Robotic Assisted Laparoscopic Prostatectomy
A robotic assisted laparoscopic radical prostatectomy (RALP) is the removal of the entire prostate gland using advanced robot technology.
Robotic prostatectomy enables the surgeon to perform the procedure with better visibility, and in a minimally invasive fashion, with five small incisions in the abdomen.
Open Radical Prostatectomy
A radical prostatectomy is the open removal of the entire prostate, the seminal vesicles, the nearest portions of the vas deferens, the tissue immediately surrounding them, and some of their associated pelvic lymph nodes.
The surgeon makes an incision in the abdomen and carries out the operation through this incision.
Brachytherapy can be administered in a low-dose or high-dose process, depending on the cancer.
Low-dose rate brachytherapy involves inserting tiny radioactive seeds permanently into the prostate gland to administer radiation to the cancer cells. High-does rate brachytherapy sees a small radioactive source inserted into the prostate inside several needles.

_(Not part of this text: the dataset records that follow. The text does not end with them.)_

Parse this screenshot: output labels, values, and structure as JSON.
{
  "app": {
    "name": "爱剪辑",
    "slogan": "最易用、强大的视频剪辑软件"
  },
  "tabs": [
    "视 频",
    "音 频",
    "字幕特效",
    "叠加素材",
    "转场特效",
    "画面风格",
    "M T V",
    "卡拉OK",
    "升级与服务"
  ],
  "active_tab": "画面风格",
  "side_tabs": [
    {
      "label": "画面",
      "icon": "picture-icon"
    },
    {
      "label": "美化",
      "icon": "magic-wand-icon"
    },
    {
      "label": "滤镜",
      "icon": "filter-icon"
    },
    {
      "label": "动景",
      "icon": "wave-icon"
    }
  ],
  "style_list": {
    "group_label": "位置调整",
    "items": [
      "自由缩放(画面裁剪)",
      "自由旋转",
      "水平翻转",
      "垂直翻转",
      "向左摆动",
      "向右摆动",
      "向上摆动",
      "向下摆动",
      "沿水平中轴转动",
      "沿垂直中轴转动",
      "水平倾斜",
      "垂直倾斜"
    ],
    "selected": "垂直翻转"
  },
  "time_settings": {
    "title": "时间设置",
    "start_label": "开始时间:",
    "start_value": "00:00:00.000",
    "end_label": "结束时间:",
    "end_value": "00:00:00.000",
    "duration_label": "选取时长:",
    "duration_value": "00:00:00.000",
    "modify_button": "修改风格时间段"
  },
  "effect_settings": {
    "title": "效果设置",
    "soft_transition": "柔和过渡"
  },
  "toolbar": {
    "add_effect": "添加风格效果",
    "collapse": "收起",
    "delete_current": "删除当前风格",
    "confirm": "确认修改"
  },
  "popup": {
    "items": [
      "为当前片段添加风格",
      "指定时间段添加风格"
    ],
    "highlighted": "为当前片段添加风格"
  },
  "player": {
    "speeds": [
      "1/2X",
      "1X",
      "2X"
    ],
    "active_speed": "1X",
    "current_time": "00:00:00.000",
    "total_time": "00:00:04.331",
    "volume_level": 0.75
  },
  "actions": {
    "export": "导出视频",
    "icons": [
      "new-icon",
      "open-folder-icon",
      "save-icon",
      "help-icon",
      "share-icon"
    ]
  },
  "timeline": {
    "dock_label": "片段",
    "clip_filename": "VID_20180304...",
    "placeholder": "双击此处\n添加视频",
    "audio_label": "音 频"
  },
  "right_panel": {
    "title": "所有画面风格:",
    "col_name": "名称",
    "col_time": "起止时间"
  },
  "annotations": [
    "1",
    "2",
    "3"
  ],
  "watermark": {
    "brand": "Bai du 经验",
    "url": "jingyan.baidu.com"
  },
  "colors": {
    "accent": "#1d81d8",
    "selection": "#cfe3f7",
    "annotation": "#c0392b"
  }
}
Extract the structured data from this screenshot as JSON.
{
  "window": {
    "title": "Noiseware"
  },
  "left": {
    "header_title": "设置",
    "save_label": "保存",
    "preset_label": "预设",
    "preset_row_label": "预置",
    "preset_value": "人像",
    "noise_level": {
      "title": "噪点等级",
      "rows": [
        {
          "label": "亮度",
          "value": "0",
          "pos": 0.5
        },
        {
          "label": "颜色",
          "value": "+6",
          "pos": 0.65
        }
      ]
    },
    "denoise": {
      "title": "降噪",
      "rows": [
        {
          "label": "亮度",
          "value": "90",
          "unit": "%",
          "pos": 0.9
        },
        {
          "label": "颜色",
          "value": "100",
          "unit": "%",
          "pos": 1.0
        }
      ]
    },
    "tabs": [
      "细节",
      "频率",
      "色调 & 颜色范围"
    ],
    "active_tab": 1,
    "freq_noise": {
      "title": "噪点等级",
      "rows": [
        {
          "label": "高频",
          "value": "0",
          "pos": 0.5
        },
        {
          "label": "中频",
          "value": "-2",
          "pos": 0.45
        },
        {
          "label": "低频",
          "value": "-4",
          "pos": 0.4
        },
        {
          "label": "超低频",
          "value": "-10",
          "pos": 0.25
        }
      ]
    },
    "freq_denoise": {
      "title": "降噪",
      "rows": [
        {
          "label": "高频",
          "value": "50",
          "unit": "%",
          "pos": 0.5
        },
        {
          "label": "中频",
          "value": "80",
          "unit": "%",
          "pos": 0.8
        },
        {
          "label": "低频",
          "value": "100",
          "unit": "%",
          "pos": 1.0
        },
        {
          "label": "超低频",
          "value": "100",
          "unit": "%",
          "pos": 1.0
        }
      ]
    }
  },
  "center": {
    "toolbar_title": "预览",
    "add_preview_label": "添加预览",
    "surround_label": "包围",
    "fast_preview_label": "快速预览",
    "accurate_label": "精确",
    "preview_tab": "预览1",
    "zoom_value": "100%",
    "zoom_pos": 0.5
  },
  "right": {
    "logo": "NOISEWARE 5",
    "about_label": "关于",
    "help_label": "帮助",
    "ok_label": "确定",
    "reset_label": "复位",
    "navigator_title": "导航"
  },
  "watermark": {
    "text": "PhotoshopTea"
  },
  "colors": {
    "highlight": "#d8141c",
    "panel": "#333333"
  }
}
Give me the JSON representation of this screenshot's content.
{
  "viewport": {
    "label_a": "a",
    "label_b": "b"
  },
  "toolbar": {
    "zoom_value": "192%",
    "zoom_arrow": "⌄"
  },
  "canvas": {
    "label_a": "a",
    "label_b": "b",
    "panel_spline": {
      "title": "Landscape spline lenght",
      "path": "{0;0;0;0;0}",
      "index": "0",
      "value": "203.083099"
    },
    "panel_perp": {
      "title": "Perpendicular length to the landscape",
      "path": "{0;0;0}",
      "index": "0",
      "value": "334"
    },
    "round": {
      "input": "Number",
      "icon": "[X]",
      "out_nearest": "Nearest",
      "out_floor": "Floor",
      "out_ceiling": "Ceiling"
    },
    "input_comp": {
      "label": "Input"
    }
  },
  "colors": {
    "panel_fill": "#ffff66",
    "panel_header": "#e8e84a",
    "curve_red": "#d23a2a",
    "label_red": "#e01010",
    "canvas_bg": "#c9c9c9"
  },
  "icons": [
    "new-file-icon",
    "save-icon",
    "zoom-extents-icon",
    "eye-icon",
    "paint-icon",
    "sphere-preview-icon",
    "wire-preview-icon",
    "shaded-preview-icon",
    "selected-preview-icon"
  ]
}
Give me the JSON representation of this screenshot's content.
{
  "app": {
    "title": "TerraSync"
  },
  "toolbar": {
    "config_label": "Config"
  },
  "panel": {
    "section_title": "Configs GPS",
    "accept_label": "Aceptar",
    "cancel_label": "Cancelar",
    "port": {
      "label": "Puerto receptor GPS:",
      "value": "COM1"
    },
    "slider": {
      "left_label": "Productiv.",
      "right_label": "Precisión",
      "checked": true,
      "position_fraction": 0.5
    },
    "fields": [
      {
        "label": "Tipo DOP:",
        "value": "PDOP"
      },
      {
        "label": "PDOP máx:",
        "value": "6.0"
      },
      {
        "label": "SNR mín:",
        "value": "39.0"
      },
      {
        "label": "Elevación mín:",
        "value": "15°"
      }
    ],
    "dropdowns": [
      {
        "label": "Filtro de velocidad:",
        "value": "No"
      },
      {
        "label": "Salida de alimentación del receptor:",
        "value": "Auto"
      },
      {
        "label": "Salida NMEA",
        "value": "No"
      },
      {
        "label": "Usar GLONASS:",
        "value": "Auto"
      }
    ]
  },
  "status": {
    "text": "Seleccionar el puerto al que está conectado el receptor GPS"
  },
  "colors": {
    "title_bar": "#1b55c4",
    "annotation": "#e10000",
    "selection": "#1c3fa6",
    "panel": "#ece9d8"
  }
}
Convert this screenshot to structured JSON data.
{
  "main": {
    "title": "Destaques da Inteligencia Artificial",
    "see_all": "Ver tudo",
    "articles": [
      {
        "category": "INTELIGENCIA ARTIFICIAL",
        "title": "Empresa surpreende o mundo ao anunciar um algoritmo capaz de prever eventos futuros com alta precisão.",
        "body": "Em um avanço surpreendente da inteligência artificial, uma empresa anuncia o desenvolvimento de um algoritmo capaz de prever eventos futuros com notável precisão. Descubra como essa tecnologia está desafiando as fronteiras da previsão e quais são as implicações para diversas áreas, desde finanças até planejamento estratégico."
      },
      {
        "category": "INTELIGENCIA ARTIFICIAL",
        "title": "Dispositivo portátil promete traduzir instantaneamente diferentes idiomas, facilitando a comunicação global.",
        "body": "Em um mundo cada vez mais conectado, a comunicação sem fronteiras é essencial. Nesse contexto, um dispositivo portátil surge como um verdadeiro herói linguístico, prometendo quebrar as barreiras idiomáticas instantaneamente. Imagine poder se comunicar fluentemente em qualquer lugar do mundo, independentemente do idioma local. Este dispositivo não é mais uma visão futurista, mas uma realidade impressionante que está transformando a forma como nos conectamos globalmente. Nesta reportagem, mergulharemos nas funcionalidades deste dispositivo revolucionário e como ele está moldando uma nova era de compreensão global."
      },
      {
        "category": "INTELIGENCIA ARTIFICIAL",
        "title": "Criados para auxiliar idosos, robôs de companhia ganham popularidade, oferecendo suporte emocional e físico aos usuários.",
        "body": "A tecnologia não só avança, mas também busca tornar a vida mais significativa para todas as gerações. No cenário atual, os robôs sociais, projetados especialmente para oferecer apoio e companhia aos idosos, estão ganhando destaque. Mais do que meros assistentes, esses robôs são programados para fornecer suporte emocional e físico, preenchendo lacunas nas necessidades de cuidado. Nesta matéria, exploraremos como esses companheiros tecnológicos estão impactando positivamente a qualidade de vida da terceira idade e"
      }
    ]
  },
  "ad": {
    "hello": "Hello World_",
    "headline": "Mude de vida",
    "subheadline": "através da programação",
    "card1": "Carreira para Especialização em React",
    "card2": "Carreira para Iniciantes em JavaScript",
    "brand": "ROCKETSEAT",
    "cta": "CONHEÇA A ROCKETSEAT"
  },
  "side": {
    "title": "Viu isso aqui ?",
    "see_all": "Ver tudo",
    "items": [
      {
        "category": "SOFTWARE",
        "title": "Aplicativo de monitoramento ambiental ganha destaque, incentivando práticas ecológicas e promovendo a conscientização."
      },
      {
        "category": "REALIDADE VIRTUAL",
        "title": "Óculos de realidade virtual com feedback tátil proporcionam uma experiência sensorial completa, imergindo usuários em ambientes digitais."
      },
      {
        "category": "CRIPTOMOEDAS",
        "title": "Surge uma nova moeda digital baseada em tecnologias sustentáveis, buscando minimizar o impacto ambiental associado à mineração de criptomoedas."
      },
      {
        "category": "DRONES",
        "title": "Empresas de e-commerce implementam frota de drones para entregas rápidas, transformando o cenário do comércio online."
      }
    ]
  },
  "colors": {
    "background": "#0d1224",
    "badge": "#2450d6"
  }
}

Cryotherapy is administered in a manner similar to that of prostate brachytherapy. Special needles called “cryoprobes” are placed into the prostate transperineally (through the skin between the scrotum and rectum) under the guidance of transrectal ultrasound (where images are produced by an ultrasound probe inserted into the rectum). The cancer cells are killed as they are subjected to extreme cold.
Cryotherapy is usually used as a salvage treatment for patients who have already had radiation therapy without positive results.